** Opening DATA RECORDS block **

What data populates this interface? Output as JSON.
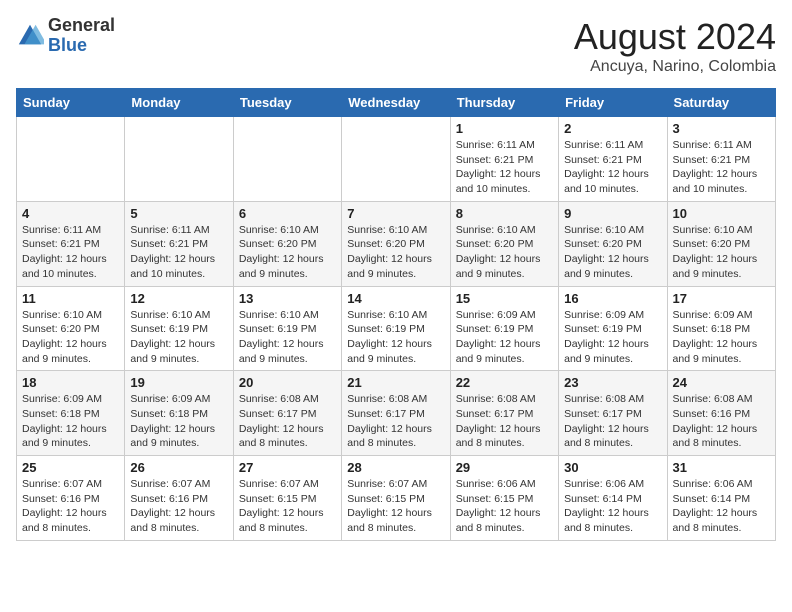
{
  "header": {
    "logo_general": "General",
    "logo_blue": "Blue",
    "main_title": "August 2024",
    "subtitle": "Ancuya, Narino, Colombia"
  },
  "days_of_week": [
    "Sunday",
    "Monday",
    "Tuesday",
    "Wednesday",
    "Thursday",
    "Friday",
    "Saturday"
  ],
  "weeks": [
    [
      {
        "day": "",
        "info": ""
      },
      {
        "day": "",
        "info": ""
      },
      {
        "day": "",
        "info": ""
      },
      {
        "day": "",
        "info": ""
      },
      {
        "day": "1",
        "info": "Sunrise: 6:11 AM\nSunset: 6:21 PM\nDaylight: 12 hours and 10 minutes."
      },
      {
        "day": "2",
        "info": "Sunrise: 6:11 AM\nSunset: 6:21 PM\nDaylight: 12 hours and 10 minutes."
      },
      {
        "day": "3",
        "info": "Sunrise: 6:11 AM\nSunset: 6:21 PM\nDaylight: 12 hours and 10 minutes."
      }
    ],
    [
      {
        "day": "4",
        "info": "Sunrise: 6:11 AM\nSunset: 6:21 PM\nDaylight: 12 hours and 10 minutes."
      },
      {
        "day": "5",
        "info": "Sunrise: 6:11 AM\nSunset: 6:21 PM\nDaylight: 12 hours and 10 minutes."
      },
      {
        "day": "6",
        "info": "Sunrise: 6:10 AM\nSunset: 6:20 PM\nDaylight: 12 hours and 9 minutes."
      },
      {
        "day": "7",
        "info": "Sunrise: 6:10 AM\nSunset: 6:20 PM\nDaylight: 12 hours and 9 minutes."
      },
      {
        "day": "8",
        "info": "Sunrise: 6:10 AM\nSunset: 6:20 PM\nDaylight: 12 hours and 9 minutes."
      },
      {
        "day": "9",
        "info": "Sunrise: 6:10 AM\nSunset: 6:20 PM\nDaylight: 12 hours and 9 minutes."
      },
      {
        "day": "10",
        "info": "Sunrise: 6:10 AM\nSunset: 6:20 PM\nDaylight: 12 hours and 9 minutes."
      }
    ],
    [
      {
        "day": "11",
        "info": "Sunrise: 6:10 AM\nSunset: 6:20 PM\nDaylight: 12 hours and 9 minutes."
      },
      {
        "day": "12",
        "info": "Sunrise: 6:10 AM\nSunset: 6:19 PM\nDaylight: 12 hours and 9 minutes."
      },
      {
        "day": "13",
        "info": "Sunrise: 6:10 AM\nSunset: 6:19 PM\nDaylight: 12 hours and 9 minutes."
      },
      {
        "day": "14",
        "info": "Sunrise: 6:10 AM\nSunset: 6:19 PM\nDaylight: 12 hours and 9 minutes."
      },
      {
        "day": "15",
        "info": "Sunrise: 6:09 AM\nSunset: 6:19 PM\nDaylight: 12 hours and 9 minutes."
      },
      {
        "day": "16",
        "info": "Sunrise: 6:09 AM\nSunset: 6:19 PM\nDaylight: 12 hours and 9 minutes."
      },
      {
        "day": "17",
        "info": "Sunrise: 6:09 AM\nSunset: 6:18 PM\nDaylight: 12 hours and 9 minutes."
      }
    ],
    [
      {
        "day": "18",
        "info": "Sunrise: 6:09 AM\nSunset: 6:18 PM\nDaylight: 12 hours and 9 minutes."
      },
      {
        "day": "19",
        "info": "Sunrise: 6:09 AM\nSunset: 6:18 PM\nDaylight: 12 hours and 9 minutes."
      },
      {
        "day": "20",
        "info": "Sunrise: 6:08 AM\nSunset: 6:17 PM\nDaylight: 12 hours and 8 minutes."
      },
      {
        "day": "21",
        "info": "Sunrise: 6:08 AM\nSunset: 6:17 PM\nDaylight: 12 hours and 8 minutes."
      },
      {
        "day": "22",
        "info": "Sunrise: 6:08 AM\nSunset: 6:17 PM\nDaylight: 12 hours and 8 minutes."
      },
      {
        "day": "23",
        "info": "Sunrise: 6:08 AM\nSunset: 6:17 PM\nDaylight: 12 hours and 8 minutes."
      },
      {
        "day": "24",
        "info": "Sunrise: 6:08 AM\nSunset: 6:16 PM\nDaylight: 12 hours and 8 minutes."
      }
    ],
    [
      {
        "day": "25",
        "info": "Sunrise: 6:07 AM\nSunset: 6:16 PM\nDaylight: 12 hours and 8 minutes."
      },
      {
        "day": "26",
        "info": "Sunrise: 6:07 AM\nSunset: 6:16 PM\nDaylight: 12 hours and 8 minutes."
      },
      {
        "day": "27",
        "info": "Sunrise: 6:07 AM\nSunset: 6:15 PM\nDaylight: 12 hours and 8 minutes."
      },
      {
        "day": "28",
        "info": "Sunrise: 6:07 AM\nSunset: 6:15 PM\nDaylight: 12 hours and 8 minutes."
      },
      {
        "day": "29",
        "info": "Sunrise: 6:06 AM\nSunset: 6:15 PM\nDaylight: 12 hours and 8 minutes."
      },
      {
        "day": "30",
        "info": "Sunrise: 6:06 AM\nSunset: 6:14 PM\nDaylight: 12 hours and 8 minutes."
      },
      {
        "day": "31",
        "info": "Sunrise: 6:06 AM\nSunset: 6:14 PM\nDaylight: 12 hours and 8 minutes."
      }
    ]
  ]
}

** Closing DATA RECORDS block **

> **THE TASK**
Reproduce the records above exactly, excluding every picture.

> **ANSWER TO THIS TASK**
What data populates this interface? Output as JSON.
{
  "header": {
    "logo_general": "General",
    "logo_blue": "Blue",
    "main_title": "August 2024",
    "subtitle": "Ancuya, Narino, Colombia"
  },
  "days_of_week": [
    "Sunday",
    "Monday",
    "Tuesday",
    "Wednesday",
    "Thursday",
    "Friday",
    "Saturday"
  ],
  "weeks": [
    [
      {
        "day": "",
        "info": ""
      },
      {
        "day": "",
        "info": ""
      },
      {
        "day": "",
        "info": ""
      },
      {
        "day": "",
        "info": ""
      },
      {
        "day": "1",
        "info": "Sunrise: 6:11 AM\nSunset: 6:21 PM\nDaylight: 12 hours and 10 minutes."
      },
      {
        "day": "2",
        "info": "Sunrise: 6:11 AM\nSunset: 6:21 PM\nDaylight: 12 hours and 10 minutes."
      },
      {
        "day": "3",
        "info": "Sunrise: 6:11 AM\nSunset: 6:21 PM\nDaylight: 12 hours and 10 minutes."
      }
    ],
    [
      {
        "day": "4",
        "info": "Sunrise: 6:11 AM\nSunset: 6:21 PM\nDaylight: 12 hours and 10 minutes."
      },
      {
        "day": "5",
        "info": "Sunrise: 6:11 AM\nSunset: 6:21 PM\nDaylight: 12 hours and 10 minutes."
      },
      {
        "day": "6",
        "info": "Sunrise: 6:10 AM\nSunset: 6:20 PM\nDaylight: 12 hours and 9 minutes."
      },
      {
        "day": "7",
        "info": "Sunrise: 6:10 AM\nSunset: 6:20 PM\nDaylight: 12 hours and 9 minutes."
      },
      {
        "day": "8",
        "info": "Sunrise: 6:10 AM\nSunset: 6:20 PM\nDaylight: 12 hours and 9 minutes."
      },
      {
        "day": "9",
        "info": "Sunrise: 6:10 AM\nSunset: 6:20 PM\nDaylight: 12 hours and 9 minutes."
      },
      {
        "day": "10",
        "info": "Sunrise: 6:10 AM\nSunset: 6:20 PM\nDaylight: 12 hours and 9 minutes."
      }
    ],
    [
      {
        "day": "11",
        "info": "Sunrise: 6:10 AM\nSunset: 6:20 PM\nDaylight: 12 hours and 9 minutes."
      },
      {
        "day": "12",
        "info": "Sunrise: 6:10 AM\nSunset: 6:19 PM\nDaylight: 12 hours and 9 minutes."
      },
      {
        "day": "13",
        "info": "Sunrise: 6:10 AM\nSunset: 6:19 PM\nDaylight: 12 hours and 9 minutes."
      },
      {
        "day": "14",
        "info": "Sunrise: 6:10 AM\nSunset: 6:19 PM\nDaylight: 12 hours and 9 minutes."
      },
      {
        "day": "15",
        "info": "Sunrise: 6:09 AM\nSunset: 6:19 PM\nDaylight: 12 hours and 9 minutes."
      },
      {
        "day": "16",
        "info": "Sunrise: 6:09 AM\nSunset: 6:19 PM\nDaylight: 12 hours and 9 minutes."
      },
      {
        "day": "17",
        "info": "Sunrise: 6:09 AM\nSunset: 6:18 PM\nDaylight: 12 hours and 9 minutes."
      }
    ],
    [
      {
        "day": "18",
        "info": "Sunrise: 6:09 AM\nSunset: 6:18 PM\nDaylight: 12 hours and 9 minutes."
      },
      {
        "day": "19",
        "info": "Sunrise: 6:09 AM\nSunset: 6:18 PM\nDaylight: 12 hours and 9 minutes."
      },
      {
        "day": "20",
        "info": "Sunrise: 6:08 AM\nSunset: 6:17 PM\nDaylight: 12 hours and 8 minutes."
      },
      {
        "day": "21",
        "info": "Sunrise: 6:08 AM\nSunset: 6:17 PM\nDaylight: 12 hours and 8 minutes."
      },
      {
        "day": "22",
        "info": "Sunrise: 6:08 AM\nSunset: 6:17 PM\nDaylight: 12 hours and 8 minutes."
      },
      {
        "day": "23",
        "info": "Sunrise: 6:08 AM\nSunset: 6:17 PM\nDaylight: 12 hours and 8 minutes."
      },
      {
        "day": "24",
        "info": "Sunrise: 6:08 AM\nSunset: 6:16 PM\nDaylight: 12 hours and 8 minutes."
      }
    ],
    [
      {
        "day": "25",
        "info": "Sunrise: 6:07 AM\nSunset: 6:16 PM\nDaylight: 12 hours and 8 minutes."
      },
      {
        "day": "26",
        "info": "Sunrise: 6:07 AM\nSunset: 6:16 PM\nDaylight: 12 hours and 8 minutes."
      },
      {
        "day": "27",
        "info": "Sunrise: 6:07 AM\nSunset: 6:15 PM\nDaylight: 12 hours and 8 minutes."
      },
      {
        "day": "28",
        "info": "Sunrise: 6:07 AM\nSunset: 6:15 PM\nDaylight: 12 hours and 8 minutes."
      },
      {
        "day": "29",
        "info": "Sunrise: 6:06 AM\nSunset: 6:15 PM\nDaylight: 12 hours and 8 minutes."
      },
      {
        "day": "30",
        "info": "Sunrise: 6:06 AM\nSunset: 6:14 PM\nDaylight: 12 hours and 8 minutes."
      },
      {
        "day": "31",
        "info": "Sunrise: 6:06 AM\nSunset: 6:14 PM\nDaylight: 12 hours and 8 minutes."
      }
    ]
  ]
}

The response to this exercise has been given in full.